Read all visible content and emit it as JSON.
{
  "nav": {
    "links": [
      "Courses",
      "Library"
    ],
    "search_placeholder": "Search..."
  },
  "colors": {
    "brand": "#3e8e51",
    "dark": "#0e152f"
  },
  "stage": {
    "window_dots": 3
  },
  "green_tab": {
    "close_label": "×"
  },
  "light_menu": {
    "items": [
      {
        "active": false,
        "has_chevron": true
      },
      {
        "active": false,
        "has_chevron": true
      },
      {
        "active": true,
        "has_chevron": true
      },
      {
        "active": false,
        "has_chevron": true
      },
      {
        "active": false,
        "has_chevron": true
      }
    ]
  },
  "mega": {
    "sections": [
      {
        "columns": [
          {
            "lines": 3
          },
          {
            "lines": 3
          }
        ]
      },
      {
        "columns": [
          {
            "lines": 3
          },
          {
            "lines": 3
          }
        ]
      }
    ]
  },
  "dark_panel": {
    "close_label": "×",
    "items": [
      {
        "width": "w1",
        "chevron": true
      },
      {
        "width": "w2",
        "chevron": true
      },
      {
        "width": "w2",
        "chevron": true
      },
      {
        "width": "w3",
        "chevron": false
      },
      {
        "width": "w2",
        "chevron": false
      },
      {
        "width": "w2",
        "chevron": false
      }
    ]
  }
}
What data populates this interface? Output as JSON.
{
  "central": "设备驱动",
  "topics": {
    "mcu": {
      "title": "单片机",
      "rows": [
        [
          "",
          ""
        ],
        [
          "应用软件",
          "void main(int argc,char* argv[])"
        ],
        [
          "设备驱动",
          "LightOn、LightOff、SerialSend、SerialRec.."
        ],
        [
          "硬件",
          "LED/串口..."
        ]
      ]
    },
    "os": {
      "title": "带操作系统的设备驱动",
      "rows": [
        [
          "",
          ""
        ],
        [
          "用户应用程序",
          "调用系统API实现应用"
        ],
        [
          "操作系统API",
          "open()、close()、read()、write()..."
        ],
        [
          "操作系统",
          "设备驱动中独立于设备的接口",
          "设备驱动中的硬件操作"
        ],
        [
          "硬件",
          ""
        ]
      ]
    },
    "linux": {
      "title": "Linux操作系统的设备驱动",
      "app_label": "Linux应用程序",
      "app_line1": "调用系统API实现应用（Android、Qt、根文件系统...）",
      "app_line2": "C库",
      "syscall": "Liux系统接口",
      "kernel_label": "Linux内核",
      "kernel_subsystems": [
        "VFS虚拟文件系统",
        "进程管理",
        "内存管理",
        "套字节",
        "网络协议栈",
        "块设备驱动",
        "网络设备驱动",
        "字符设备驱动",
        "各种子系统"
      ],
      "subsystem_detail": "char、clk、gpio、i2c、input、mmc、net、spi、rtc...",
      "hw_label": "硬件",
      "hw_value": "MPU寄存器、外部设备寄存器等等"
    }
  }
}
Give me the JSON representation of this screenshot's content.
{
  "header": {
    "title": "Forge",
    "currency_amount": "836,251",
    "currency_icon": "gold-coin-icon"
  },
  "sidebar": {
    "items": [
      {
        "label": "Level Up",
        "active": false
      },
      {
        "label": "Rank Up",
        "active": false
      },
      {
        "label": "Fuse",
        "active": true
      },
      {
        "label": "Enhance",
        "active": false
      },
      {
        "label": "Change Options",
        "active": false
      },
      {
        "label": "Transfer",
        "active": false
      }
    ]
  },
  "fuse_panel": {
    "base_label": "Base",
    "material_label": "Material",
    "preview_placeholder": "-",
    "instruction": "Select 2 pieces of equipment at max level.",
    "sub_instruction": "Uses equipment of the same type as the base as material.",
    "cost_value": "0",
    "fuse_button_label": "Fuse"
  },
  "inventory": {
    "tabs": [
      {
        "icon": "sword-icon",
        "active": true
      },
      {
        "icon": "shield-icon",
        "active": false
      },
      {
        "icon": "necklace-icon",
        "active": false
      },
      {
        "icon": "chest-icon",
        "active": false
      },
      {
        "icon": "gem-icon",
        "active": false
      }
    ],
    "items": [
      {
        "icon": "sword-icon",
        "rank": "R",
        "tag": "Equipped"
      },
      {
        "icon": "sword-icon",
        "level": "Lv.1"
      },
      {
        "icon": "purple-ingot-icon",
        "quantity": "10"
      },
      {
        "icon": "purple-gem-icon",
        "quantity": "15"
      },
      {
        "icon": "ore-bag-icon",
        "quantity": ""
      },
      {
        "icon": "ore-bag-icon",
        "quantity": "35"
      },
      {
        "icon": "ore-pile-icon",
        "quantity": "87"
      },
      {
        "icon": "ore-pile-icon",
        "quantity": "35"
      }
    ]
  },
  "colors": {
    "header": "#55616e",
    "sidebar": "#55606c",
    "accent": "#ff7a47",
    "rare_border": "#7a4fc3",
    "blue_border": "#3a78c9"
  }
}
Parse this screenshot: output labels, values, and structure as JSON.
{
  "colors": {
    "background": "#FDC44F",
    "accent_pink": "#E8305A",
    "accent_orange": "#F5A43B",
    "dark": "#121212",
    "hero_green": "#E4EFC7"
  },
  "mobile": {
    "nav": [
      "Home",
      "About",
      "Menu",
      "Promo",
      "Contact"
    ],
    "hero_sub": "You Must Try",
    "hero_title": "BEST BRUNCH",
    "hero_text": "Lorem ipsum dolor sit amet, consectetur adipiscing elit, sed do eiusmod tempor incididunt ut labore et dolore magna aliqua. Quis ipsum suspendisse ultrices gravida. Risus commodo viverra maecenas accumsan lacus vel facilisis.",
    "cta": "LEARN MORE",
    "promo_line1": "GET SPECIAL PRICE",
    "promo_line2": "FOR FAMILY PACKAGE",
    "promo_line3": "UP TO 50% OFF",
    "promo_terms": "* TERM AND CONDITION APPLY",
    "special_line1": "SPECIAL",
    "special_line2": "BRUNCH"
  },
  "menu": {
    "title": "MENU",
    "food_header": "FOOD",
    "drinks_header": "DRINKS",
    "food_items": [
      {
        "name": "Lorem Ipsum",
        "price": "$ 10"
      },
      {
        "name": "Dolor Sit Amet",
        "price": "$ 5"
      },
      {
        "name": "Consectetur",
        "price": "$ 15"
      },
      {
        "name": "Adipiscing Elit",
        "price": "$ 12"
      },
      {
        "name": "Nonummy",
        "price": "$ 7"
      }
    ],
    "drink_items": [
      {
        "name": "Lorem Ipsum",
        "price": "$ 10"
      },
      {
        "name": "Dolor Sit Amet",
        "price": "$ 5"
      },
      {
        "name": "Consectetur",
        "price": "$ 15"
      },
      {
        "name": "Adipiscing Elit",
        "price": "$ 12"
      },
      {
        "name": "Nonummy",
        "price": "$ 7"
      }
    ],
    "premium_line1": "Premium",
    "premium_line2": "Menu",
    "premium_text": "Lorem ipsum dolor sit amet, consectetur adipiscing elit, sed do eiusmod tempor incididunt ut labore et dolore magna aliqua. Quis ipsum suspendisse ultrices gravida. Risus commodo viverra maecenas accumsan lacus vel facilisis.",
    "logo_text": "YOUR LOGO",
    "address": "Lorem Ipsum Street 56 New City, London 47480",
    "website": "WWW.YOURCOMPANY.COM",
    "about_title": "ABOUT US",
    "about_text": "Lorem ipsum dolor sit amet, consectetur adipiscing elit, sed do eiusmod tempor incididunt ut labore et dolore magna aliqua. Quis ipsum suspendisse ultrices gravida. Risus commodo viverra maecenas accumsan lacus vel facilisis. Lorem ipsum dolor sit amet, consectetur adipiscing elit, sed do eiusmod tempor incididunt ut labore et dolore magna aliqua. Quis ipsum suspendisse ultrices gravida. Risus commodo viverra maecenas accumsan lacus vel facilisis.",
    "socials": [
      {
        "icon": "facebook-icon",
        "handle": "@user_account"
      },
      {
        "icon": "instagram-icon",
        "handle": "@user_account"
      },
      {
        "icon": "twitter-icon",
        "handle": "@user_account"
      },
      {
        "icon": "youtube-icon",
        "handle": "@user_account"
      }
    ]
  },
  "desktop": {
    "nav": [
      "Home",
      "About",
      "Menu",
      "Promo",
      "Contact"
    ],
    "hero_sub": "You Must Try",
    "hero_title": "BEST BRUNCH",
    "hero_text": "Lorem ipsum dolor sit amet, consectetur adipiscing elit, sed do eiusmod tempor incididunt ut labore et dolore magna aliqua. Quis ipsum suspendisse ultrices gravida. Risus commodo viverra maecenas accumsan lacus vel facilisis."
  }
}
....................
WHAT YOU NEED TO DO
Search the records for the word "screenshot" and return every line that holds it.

RESPONSE FOR THIS EXERCISE
Give me the JSON representation of this screenshot's content.
Parse this screenshot: output labels, values, and structure as JSON.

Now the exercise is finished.